After a month-long stint in jail, Sin-Dee Rella is back on the
block on Christmas Eve. Reuniting with best friend Alexandra at the local donut
shop, she learns that her pimp boyfriend Chester has been unfaithful with a
white "fish" (biological woman), which sends her on an immediate
mission to find and confront both the cheaters.
Shot entirely on the iPhone 5s, filmmaker Sean Baker's
latest has been called weird, outrageous, and "unlike anything you've ever
seen." Granted, the movie follows two young trans women of color working
as prostitutes on the seedy streets of Hollywood, a world seldom seen on even art
house screens. The language is filthy, as are some of the deeds. But the story
is also relatable and sympathetic to its two captivating leads (newcomers
Kitana Rodriguez and Mya Taylor), spinning a tale of friendship and solidarity
in the most unforgiving circumstances.
It's also timely, in a moment when cultural icons like
Laverne Cox, Janet Mock and Caitlyn Jenner have helped to get the world more
interested and accepting of stories about trans women, however complex society's
fascination with them may be. Similar to Jill Soloway's "Transparent"
and dream hampton's "Treasure," trans women are said to have been
fully involved in shaping the story here. Baker lived near the filming
locations at the intersection of Santa Monica Blvd and Highland Ave in Los
Angeles, and he and screenwriter Chris Bergoch assembled the script by
researching the real lives of people who lived in the area including Taylor and
The movie gets started with a bang, with Sin-Dee stomping
the streets to the sound of a pulsating club soundtrack, on the hunt for information
that can aid in her revenge. It turns out that revenge means finding the
culprit of the cheating and dragging her across half the city by her hair. But
in case we're tempted to stereotype her as hot-tempered and out of control, Sin-Dee's
brashness is balanced by the milder-mannered Alexandra, who's fully focused on
gathering a crowd for her performance set for later that night.
The story to this point is relatively simple and much
depends on the raw energy of Rodriguez and Taylor, who the writers say improvised
many of their scenes. When that wears thin, enter the third story of Armenian
taxi driver and family man Razmik (Karren Karagulian), whose path winds and
intersects with the others, eventually crashing into a fiery showdown involving
At its most basic, the movie is a clinic in low-budget indie
filmmaking. Shooting with a camera phone allowed the crew to film
inconspicuously on the street, getting intimately close to the action in an
almost documentary style.
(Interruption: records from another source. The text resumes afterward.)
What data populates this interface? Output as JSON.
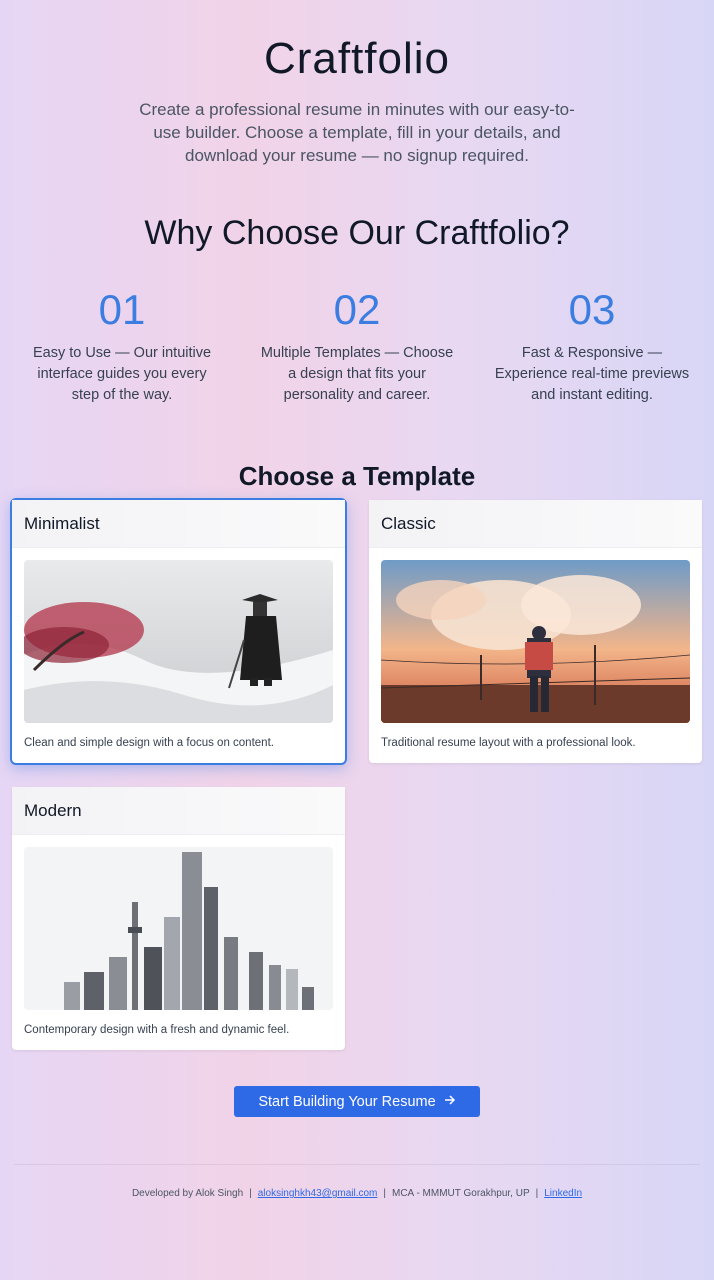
{
  "hero": {
    "title": "Craftfolio",
    "subtitle": "Create a professional resume in minutes with our easy-to-use builder. Choose a template, fill in your details, and download your resume — no signup required."
  },
  "why": {
    "title": "Why Choose Our Craftfolio?",
    "features": [
      {
        "num": "01",
        "text": "Easy to Use — Our intuitive interface guides you every step of the way."
      },
      {
        "num": "02",
        "text": "Multiple Templates — Choose a design that fits your personality and career."
      },
      {
        "num": "03",
        "text": "Fast & Responsive — Experience real-time previews and instant editing."
      }
    ]
  },
  "templates": {
    "title": "Choose a Template",
    "items": [
      {
        "name": "Minimalist",
        "desc": "Clean and simple design with a focus on content.",
        "selected": true
      },
      {
        "name": "Classic",
        "desc": "Traditional resume layout with a professional look.",
        "selected": false
      },
      {
        "name": "Modern",
        "desc": "Contemporary design with a fresh and dynamic feel.",
        "selected": false
      }
    ]
  },
  "cta": {
    "label": "Start Building Your Resume",
    "icon": "arrow-right-icon"
  },
  "footer": {
    "developer": "Developed by Alok Singh",
    "email": "aloksinghkh43@gmail.com",
    "affiliation": "MCA - MMMUT Gorakhpur, UP",
    "linkedin": "LinkedIn",
    "separator": "|"
  },
  "colors": {
    "accent": "#3b7de0",
    "button": "#2f6ae6"
  }
}
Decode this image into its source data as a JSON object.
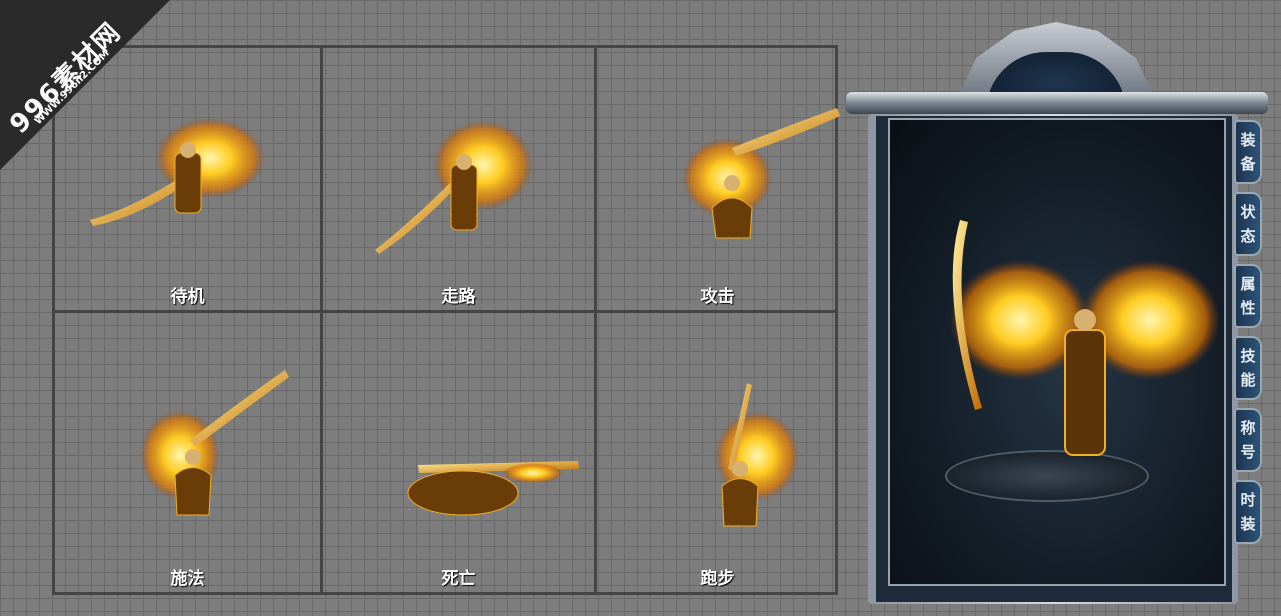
{
  "watermark": {
    "brand": "996素材网",
    "url": "WWW.996n2.COM"
  },
  "cells": [
    {
      "label": "待机"
    },
    {
      "label": "走路"
    },
    {
      "label": "攻击"
    },
    {
      "label": "施法"
    },
    {
      "label": "死亡"
    },
    {
      "label": "跑步"
    }
  ],
  "panel": {
    "tabs": [
      {
        "line1": "装",
        "line2": "备"
      },
      {
        "line1": "状",
        "line2": "态"
      },
      {
        "line1": "属",
        "line2": "性"
      },
      {
        "line1": "技",
        "line2": "能"
      },
      {
        "line1": "称",
        "line2": "号"
      },
      {
        "line1": "时",
        "line2": "装"
      }
    ]
  },
  "colors": {
    "gold": "#f5c518",
    "flame": "#ff9a00",
    "background": "#7d7d7d",
    "panel_blue": "#1d2b3a"
  }
}
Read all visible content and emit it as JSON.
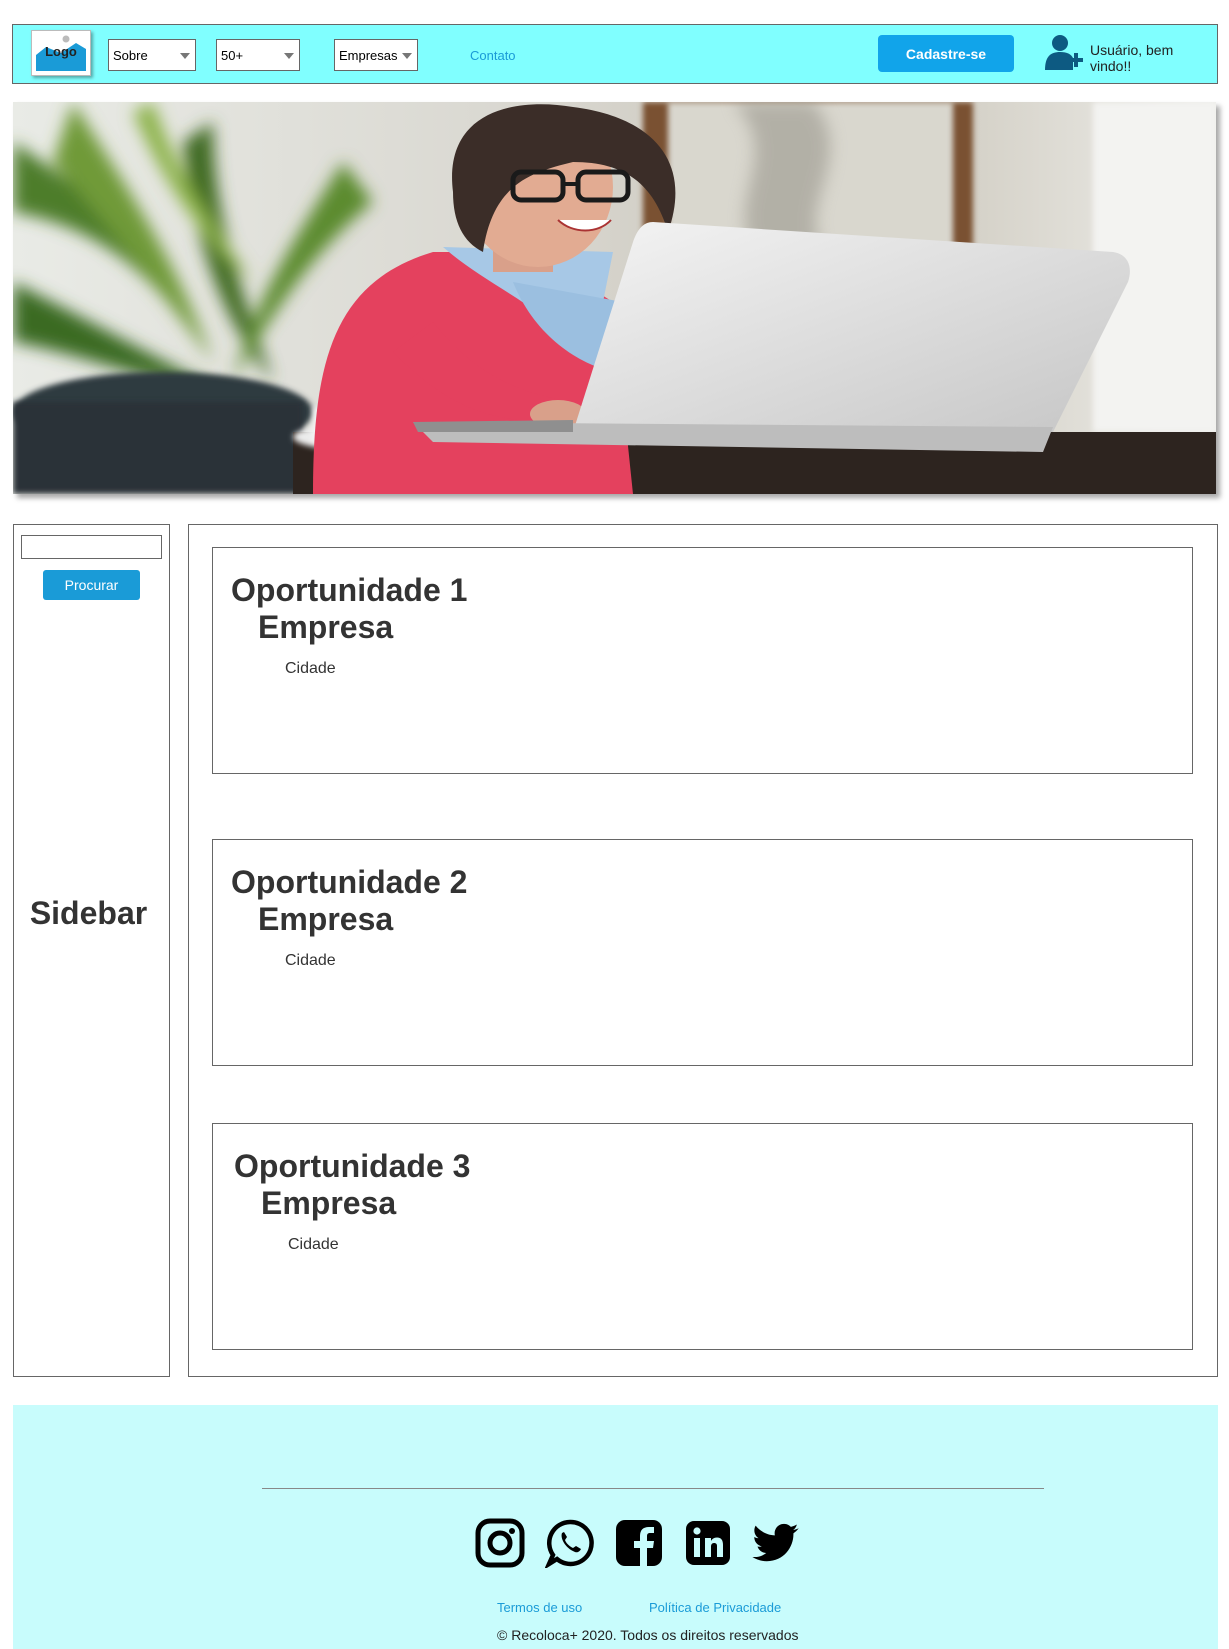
{
  "header": {
    "logo_label": "Logo",
    "menus": [
      {
        "label": "Sobre"
      },
      {
        "label": "50+"
      },
      {
        "label": "Empresas"
      }
    ],
    "contact_link": "Contato",
    "signup_button": "Cadastre-se",
    "user_greeting": "Usuário, bem vindo!!",
    "bg_color": "#80ffff",
    "accent_color": "#11a4ea"
  },
  "hero": {
    "image_icon": "photo-woman-laptop"
  },
  "sidebar": {
    "search_placeholder": "",
    "search_button": "Procurar",
    "title": "Sidebar"
  },
  "opportunities": [
    {
      "title": "Oportunidade 1",
      "company": "Empresa",
      "city": "Cidade"
    },
    {
      "title": "Oportunidade 2",
      "company": "Empresa",
      "city": "Cidade"
    },
    {
      "title": "Oportunidade 3",
      "company": "Empresa",
      "city": "Cidade"
    }
  ],
  "footer": {
    "social_icons": [
      "instagram-icon",
      "whatsapp-icon",
      "facebook-icon",
      "linkedin-icon",
      "twitter-icon"
    ],
    "links": [
      "Termos de uso",
      "Política de Privacidade"
    ],
    "copyright": "© Recoloca+ 2020. Todos os direitos reservados",
    "bg_color": "#c8fcfc"
  }
}
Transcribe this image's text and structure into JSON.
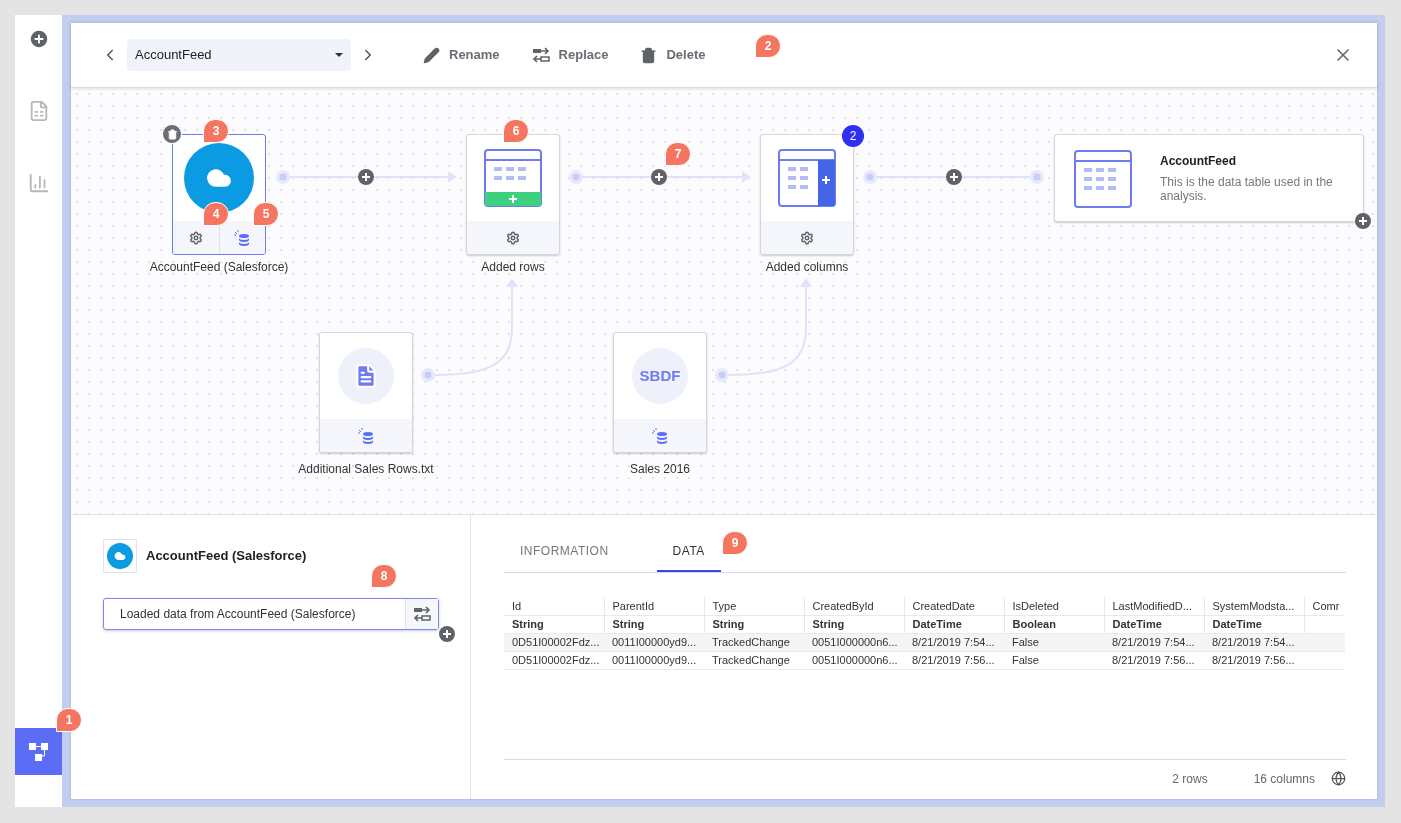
{
  "sidebar": {
    "items": [
      {
        "kind": "add",
        "selected": false
      },
      {
        "kind": "document",
        "selected": false
      },
      {
        "kind": "chart",
        "selected": false
      },
      {
        "kind": "flow",
        "selected": true
      }
    ]
  },
  "header": {
    "table_select": {
      "value": "AccountFeed"
    },
    "actions": [
      {
        "kind": "rename",
        "label": "Rename"
      },
      {
        "kind": "replace",
        "label": "Replace"
      },
      {
        "kind": "delete",
        "label": "Delete"
      }
    ]
  },
  "canvas": {
    "nodes": [
      {
        "kind": "source",
        "label": "AccountFeed (Salesforce)",
        "selected": true
      },
      {
        "kind": "step",
        "label": "Added rows",
        "selected": false
      },
      {
        "kind": "step",
        "label": "Added columns",
        "selected": false,
        "badge": "2"
      },
      {
        "kind": "file",
        "label": "Additional Sales Rows.txt",
        "selected": false
      },
      {
        "kind": "file",
        "icon_text": "SBDF",
        "label": "Sales 2016",
        "selected": false
      }
    ],
    "output": {
      "title": "AccountFeed",
      "description": "This is the data table used in the analysis."
    }
  },
  "details": {
    "source_name": "AccountFeed (Salesforce)",
    "step": "Loaded data from AccountFeed (Salesforce)"
  },
  "tabs": [
    {
      "label": "INFORMATION",
      "selected": false
    },
    {
      "label": "DATA",
      "selected": true
    }
  ],
  "table": {
    "columns": [
      {
        "name": "Id",
        "type": "String"
      },
      {
        "name": "ParentId",
        "type": "String"
      },
      {
        "name": "Type",
        "type": "String"
      },
      {
        "name": "CreatedById",
        "type": "String"
      },
      {
        "name": "CreatedDate",
        "type": "DateTime"
      },
      {
        "name": "IsDeleted",
        "type": "Boolean"
      },
      {
        "name": "LastModifiedD...",
        "type": "DateTime"
      },
      {
        "name": "SystemModsta...",
        "type": "DateTime"
      },
      {
        "name": "Comr"
      }
    ],
    "rows": [
      [
        "0D51I00002Fdz...",
        "0011I00000yd9...",
        "TrackedChange",
        "0051I000000n6...",
        "8/21/2019 7:54...",
        "False",
        "8/21/2019 7:54...",
        "8/21/2019 7:54..."
      ],
      [
        "0D51I00002Fdz...",
        "0011I00000yd9...",
        "TrackedChange",
        "0051I000000n6...",
        "8/21/2019 7:56...",
        "False",
        "8/21/2019 7:56...",
        "8/21/2019 7:56..."
      ]
    ]
  },
  "footer": {
    "rows": "2 rows",
    "columns": "16 columns"
  },
  "callouts": [
    {
      "label": "1"
    },
    {
      "label": "2"
    },
    {
      "label": "3"
    },
    {
      "label": "4"
    },
    {
      "label": "5"
    },
    {
      "label": "6"
    },
    {
      "label": "7"
    },
    {
      "label": "8"
    },
    {
      "label": "9"
    }
  ]
}
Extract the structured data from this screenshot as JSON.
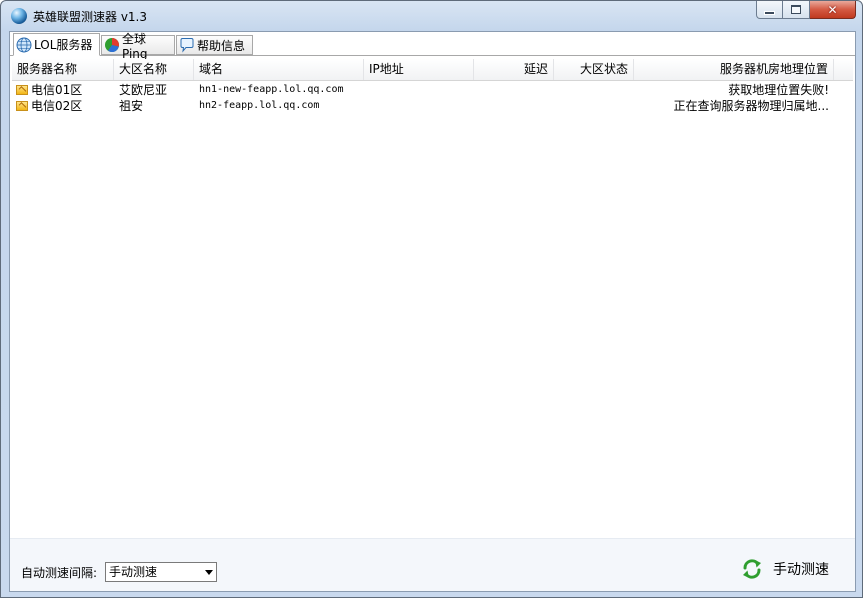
{
  "window": {
    "title": "英雄联盟测速器 v1.3",
    "close_glyph": "✕"
  },
  "tabs": [
    {
      "label": "LOL服务器",
      "icon": "globe-icon",
      "active": true
    },
    {
      "label": "全球Ping",
      "icon": "pie-chart-icon",
      "active": false
    },
    {
      "label": "帮助信息",
      "icon": "speech-bubble-icon",
      "active": false
    }
  ],
  "table": {
    "columns": [
      "服务器名称",
      "大区名称",
      "域名",
      "IP地址",
      "延迟",
      "大区状态",
      "服务器机房地理位置"
    ],
    "rows": [
      {
        "name": "电信01区",
        "region": "艾欧尼亚",
        "domain": "hn1-new-feapp.lol.qq.com",
        "ip": "",
        "latency": "",
        "status": "",
        "location": "获取地理位置失败!"
      },
      {
        "name": "电信02区",
        "region": "祖安",
        "domain": "hn2-feapp.lol.qq.com",
        "ip": "",
        "latency": "",
        "status": "",
        "location": "正在查询服务器物理归属地..."
      }
    ]
  },
  "bottom": {
    "interval_label": "自动测速间隔:",
    "interval_value": "手动测速",
    "manual_button": "手动测速"
  },
  "colors": {
    "accent": "#2f9e2f",
    "close_button": "#c0391f"
  }
}
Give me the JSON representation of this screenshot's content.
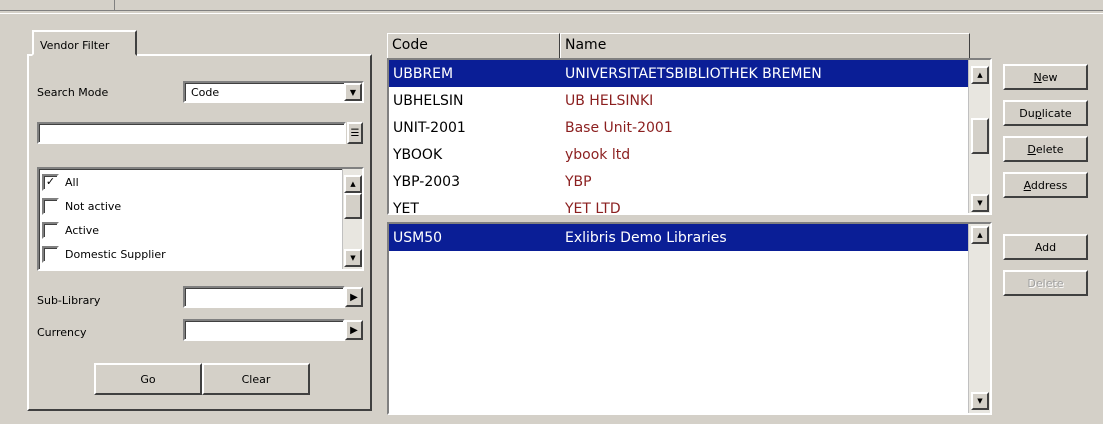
{
  "filter": {
    "tab_label": "Vendor Filter",
    "search_mode_label": "Search Mode",
    "search_mode_value": "Code",
    "search_text_value": "",
    "status_options": [
      {
        "label": "All",
        "checked": true
      },
      {
        "label": "Not active",
        "checked": false
      },
      {
        "label": "Active",
        "checked": false
      },
      {
        "label": "Domestic Supplier",
        "checked": false
      }
    ],
    "sub_library_label": "Sub-Library",
    "sub_library_value": "",
    "currency_label": "Currency",
    "currency_value": "",
    "go_label": "Go",
    "clear_label": "Clear"
  },
  "grid": {
    "col_code": "Code",
    "col_name": "Name",
    "vendors": [
      {
        "code": "UBBREM",
        "name": "UNIVERSITAETSBIBLIOTHEK BREMEN",
        "selected": true
      },
      {
        "code": "UBHELSIN",
        "name": "UB HELSINKI",
        "selected": false
      },
      {
        "code": "UNIT-2001",
        "name": "Base Unit-2001",
        "selected": false
      },
      {
        "code": "YBOOK",
        "name": "ybook ltd",
        "selected": false
      },
      {
        "code": "YBP-2003",
        "name": "YBP",
        "selected": false
      },
      {
        "code": "YET",
        "name": "YET LTD",
        "selected": false
      }
    ],
    "sublist": [
      {
        "code": "USM50",
        "name": "Exlibris Demo Libraries",
        "selected": true
      }
    ]
  },
  "actions": {
    "new_label": "New",
    "new_key": "N",
    "duplicate_label": "Duplicate",
    "duplicate_key": "p",
    "delete_label": "Delete",
    "delete_key": "D",
    "address_label": "Address",
    "address_key": "A",
    "add_label": "Add",
    "delete2_label": "Delete"
  },
  "colors": {
    "selection": "#0a1e96",
    "name_text": "#8b1f1f",
    "window_bg": "#d4d0c8"
  }
}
Even on the big screen we feel the pressure of riding
in Razmik's suffocating cab, like when he takes a fare that's way too drunk for
the ride. Anamorphic adapters and
apps gave the iPhone a cinematic look, including the brassy "tangerine"
glow of the LA sun that penetrates many of the scenes.
With the passengers on Razmik's route and the various
hookers, johns, and locals we meet on Sin-Dee's rampage, it's a parade of faces
from the less glamorous side of Hollywood. Much of the film plays out like sketch
comedy, especially Sin-Dee's climactic confrontation back at the donut shop with
Chester (James Ransone), who puts on a "transracial" shtick to rival
James Franco in "Spring Breakers." But we also get a look at the
harsh realities of the women's lifestyle, which involves a constant struggle
for money and respect, both of which are in short supply for black and brown trans
women who are also sex workers.
Through Alexandra and Sin-Dee, the film ultimately sends the
message that sisterhood and dogged self-reliance are the only keys to getting
by. As Alexandra quips, "Out here, it's all about our hustle. And that's
Magnolia Pictures releases 'Tangerine' in theaters on July